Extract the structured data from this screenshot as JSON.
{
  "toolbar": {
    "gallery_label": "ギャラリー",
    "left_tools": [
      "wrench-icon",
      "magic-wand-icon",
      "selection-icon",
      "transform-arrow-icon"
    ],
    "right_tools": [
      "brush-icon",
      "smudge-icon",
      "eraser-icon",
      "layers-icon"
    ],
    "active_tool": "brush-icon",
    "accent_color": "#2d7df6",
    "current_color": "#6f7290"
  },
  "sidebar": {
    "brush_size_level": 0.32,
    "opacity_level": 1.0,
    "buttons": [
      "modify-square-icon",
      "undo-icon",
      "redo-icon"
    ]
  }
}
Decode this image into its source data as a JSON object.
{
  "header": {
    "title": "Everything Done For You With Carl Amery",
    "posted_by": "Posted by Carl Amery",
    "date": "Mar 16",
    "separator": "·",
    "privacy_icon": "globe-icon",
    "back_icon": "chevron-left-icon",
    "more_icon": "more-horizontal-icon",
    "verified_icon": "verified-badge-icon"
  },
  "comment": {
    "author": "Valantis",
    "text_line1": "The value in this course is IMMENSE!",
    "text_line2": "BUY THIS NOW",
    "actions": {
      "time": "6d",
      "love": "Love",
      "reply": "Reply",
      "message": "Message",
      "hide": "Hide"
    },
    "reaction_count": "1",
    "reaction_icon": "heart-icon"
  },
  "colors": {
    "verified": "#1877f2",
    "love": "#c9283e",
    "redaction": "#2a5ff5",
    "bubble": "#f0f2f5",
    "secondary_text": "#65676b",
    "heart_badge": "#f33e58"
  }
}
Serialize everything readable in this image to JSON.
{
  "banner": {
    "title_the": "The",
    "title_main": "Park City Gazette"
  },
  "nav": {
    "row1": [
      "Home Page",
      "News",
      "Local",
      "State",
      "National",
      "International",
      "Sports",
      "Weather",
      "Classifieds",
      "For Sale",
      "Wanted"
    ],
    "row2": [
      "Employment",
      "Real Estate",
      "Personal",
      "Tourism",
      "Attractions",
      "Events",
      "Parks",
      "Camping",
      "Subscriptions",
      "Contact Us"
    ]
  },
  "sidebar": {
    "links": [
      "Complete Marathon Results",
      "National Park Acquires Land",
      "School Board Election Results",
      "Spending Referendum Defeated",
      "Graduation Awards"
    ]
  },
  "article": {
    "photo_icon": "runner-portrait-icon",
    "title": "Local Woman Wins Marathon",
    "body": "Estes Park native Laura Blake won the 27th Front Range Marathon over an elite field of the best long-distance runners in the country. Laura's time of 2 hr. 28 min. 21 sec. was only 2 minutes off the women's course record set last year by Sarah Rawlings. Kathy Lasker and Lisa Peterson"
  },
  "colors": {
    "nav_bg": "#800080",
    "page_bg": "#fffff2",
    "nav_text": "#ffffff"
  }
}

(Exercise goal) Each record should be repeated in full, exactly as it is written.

(Solution)
Extract the structured data from this screenshot as JSON.
{
  "toolbar": {
    "gallery_label": "ギャラリー",
    "left_tools": [
      "wrench-icon",
      "magic-wand-icon",
      "selection-icon",
      "transform-arrow-icon"
    ],
    "right_tools": [
      "brush-icon",
      "smudge-icon",
      "eraser-icon",
      "layers-icon"
    ],
    "active_tool": "brush-icon",
    "accent_color": "#2d7df6",
    "current_color": "#6f7290"
  },
  "sidebar": {
    "brush_size_level": 0.32,
    "opacity_level": 1.0,
    "buttons": [
      "modify-square-icon",
      "undo-icon",
      "redo-icon"
    ]
  }
}
Decode this image into its source data as a JSON object.
{
  "header": {
    "title": "Everything Done For You With Carl Amery",
    "posted_by": "Posted by Carl Amery",
    "date": "Mar 16",
    "separator": "·",
    "privacy_icon": "globe-icon",
    "back_icon": "chevron-left-icon",
    "more_icon": "more-horizontal-icon",
    "verified_icon": "verified-badge-icon"
  },
  "comment": {
    "author": "Valantis",
    "text_line1": "The value in this course is IMMENSE!",
    "text_line2": "BUY THIS NOW",
    "actions": {
      "time": "6d",
      "love": "Love",
      "reply": "Reply",
      "message": "Message",
      "hide": "Hide"
    },
    "reaction_count": "1",
    "reaction_icon": "heart-icon"
  },
  "colors": {
    "verified": "#1877f2",
    "love": "#c9283e",
    "redaction": "#2a5ff5",
    "bubble": "#f0f2f5",
    "secondary_text": "#65676b",
    "heart_badge": "#f33e58"
  }
}
Serialize everything readable in this image to JSON.
{
  "banner": {
    "title_the": "The",
    "title_main": "Park City Gazette"
  },
  "nav": {
    "row1": [
      "Home Page",
      "News",
      "Local",
      "State",
      "National",
      "International",
      "Sports",
      "Weather",
      "Classifieds",
      "For Sale",
      "Wanted"
    ],
    "row2": [
      "Employment",
      "Real Estate",
      "Personal",
      "Tourism",
      "Attractions",
      "Events",
      "Parks",
      "Camping",
      "Subscriptions",
      "Contact Us"
    ]
  },
  "sidebar": {
    "links": [
      "Complete Marathon Results",
      "National Park Acquires Land",
      "School Board Election Results",
      "Spending Referendum Defeated",
      "Graduation Awards"
    ]
  },
  "article": {
    "photo_icon": "runner-portrait-icon",
    "title": "Local Woman Wins Marathon",
    "body": "Estes Park native Laura Blake won the 27th Front Range Marathon over an elite field of the best long-distance runners in the country. Laura's time of 2 hr. 28 min. 21 sec. was only 2 minutes off the women's course record set last year by Sarah Rawlings. Kathy Lasker and Lisa Peterson"
  },
  "colors": {
    "nav_bg": "#800080",
    "page_bg": "#fffff2",
    "nav_text": "#ffffff"
  }
}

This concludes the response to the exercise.